This is a huge decision, one that will help strengthen the case on behalf of the Kivalina people and could keep the judge from dismissing the case as has happened in other states.
If the Kivalina Islanders win their case, then a precedent will be set, opening polluting companies up to liability for public nuisance.
So good news, right?
Unfortunately, this case also demonstrates the problem with our legal system - the wheels of Justice turn very slow. The Connecticut vs American Electric Power was started in 2006 and surely will be appealed to the Supreme court.
Or take for instance the Exxon Valdez. That accident which happened in 1989, and in which everyone could see was clearly Exxon's fault, was just decided last year, when the Supreme Court ruled to reduce damages from 2.5 billion to 500 million. Now you might be ticked that a company that raked in 40 billion that same year gets a reduction in the amount of punitive damages, but the key here is not the money, it is the time. 19 years. 19 years for Justice.
Our neighbors living on low lying islands, people who are living the closest to a sustainable lifestyle and who have contributed the least to carbon emissions, do not have 19 years to wait for justice.
Some islands will be submerged or uninhabitable before 2020.
In addition to meeting the legal counsel for the Kivalina, I also got to meet Professor Maxine Burkett, of the University of Hawaii Law school.
I would say that she and I had the most similar view on this issue.
Her view on a remedy for the Environmental Refugees was to address this issue based on the model of reparations.
This model has 3 basic requirements.
1) An apology from the offending party for the action or harm.
2) Monetary compensation for losses caused by the action or harm.
3) A guarantee that this action or harm will not happen again.
This last requirement is the essential point.
If, for instance, you were to win lawsuits against polluters, then you would probably only get monetary compensation, but the pollution would probably still continue in other parts of the world.
With the reparations model, the pollution, which is the harmful action, would need to cease. And since pollution is worldwide, this would be the end of the fossil fuel industry as we know it.
These are just some of the scenarios for getting justice for Environmental Refugees.
Internationally, this is a situation where definitions matter. Definitions like Refugee, as in Environmental Refugee, or Genocide, as in Environmental Genocide.
By keeping people displaced by Climate Change in a category of 'Migrant', governments are let off the hook to do anything about the cause.
There are millions of people who can't wait for the right political will to exist for them to have legal status.
What you can do
Get involved with the Islanders directly - such as the Carteret Islander's facebook support page
Stop by AVAAZ's climate page and get involved.
Stop by our website or become a member of our facebook page.
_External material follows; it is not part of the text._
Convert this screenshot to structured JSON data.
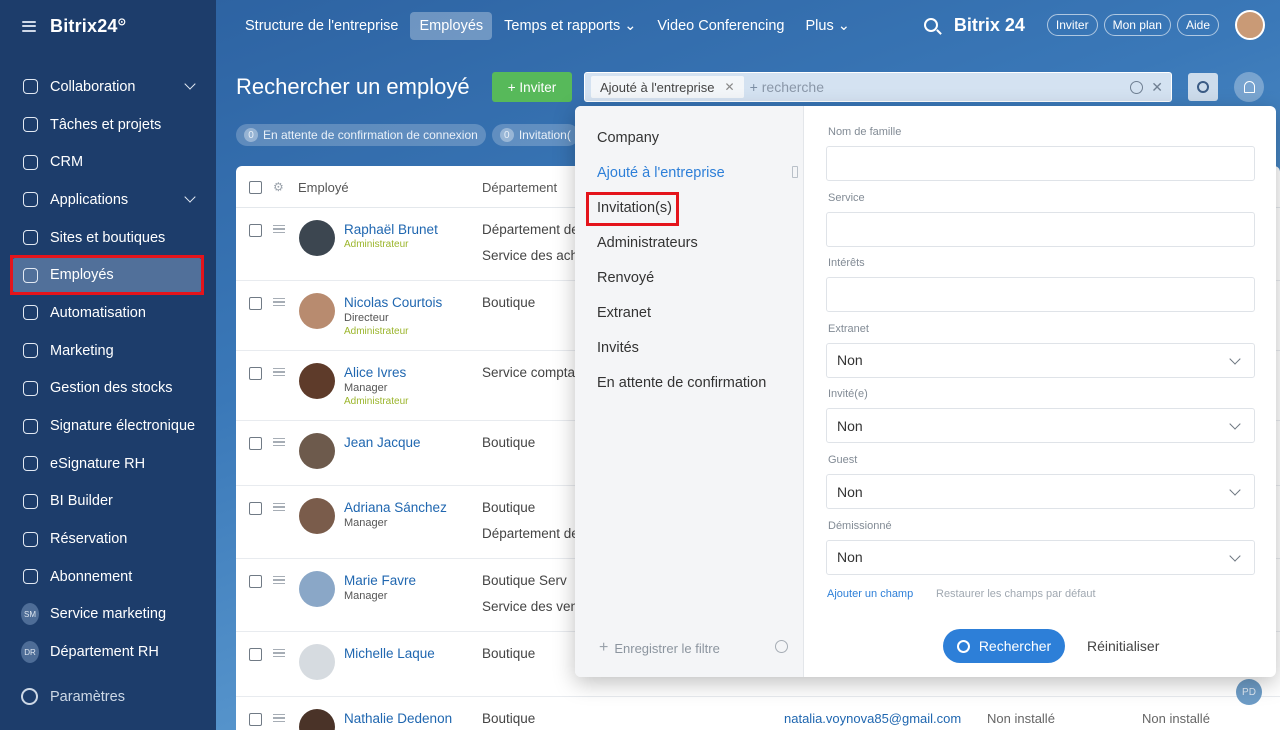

Talk to your elected representatives about the need for President Obama to
issue an Executive Order recognizing the rights of Environmental Refugees.
DIVEST from any stock or mutual fund portfolios that include fossil fuel companies and invest in Green companies or funds like Calvert Investments.
If Divesting could change South Africa, perhaps it can change the world.
There are many solutions, such as converting your
car from gas to electric.
There are also ways to adapt to overcome this problem - I think this one is particularly promising.
But we can't simply plan to adapt without first stopping the cause - business as usual won't work.
Also I would appreciate your suggestions here in this venue, so that it can be added to the efforts.
Perhaps if these avenues are pursued, the definition of 'Environmental Refugee' will no longer be in limbo, and will be equated with Justice.
NO ISLAND LEFT BEHIND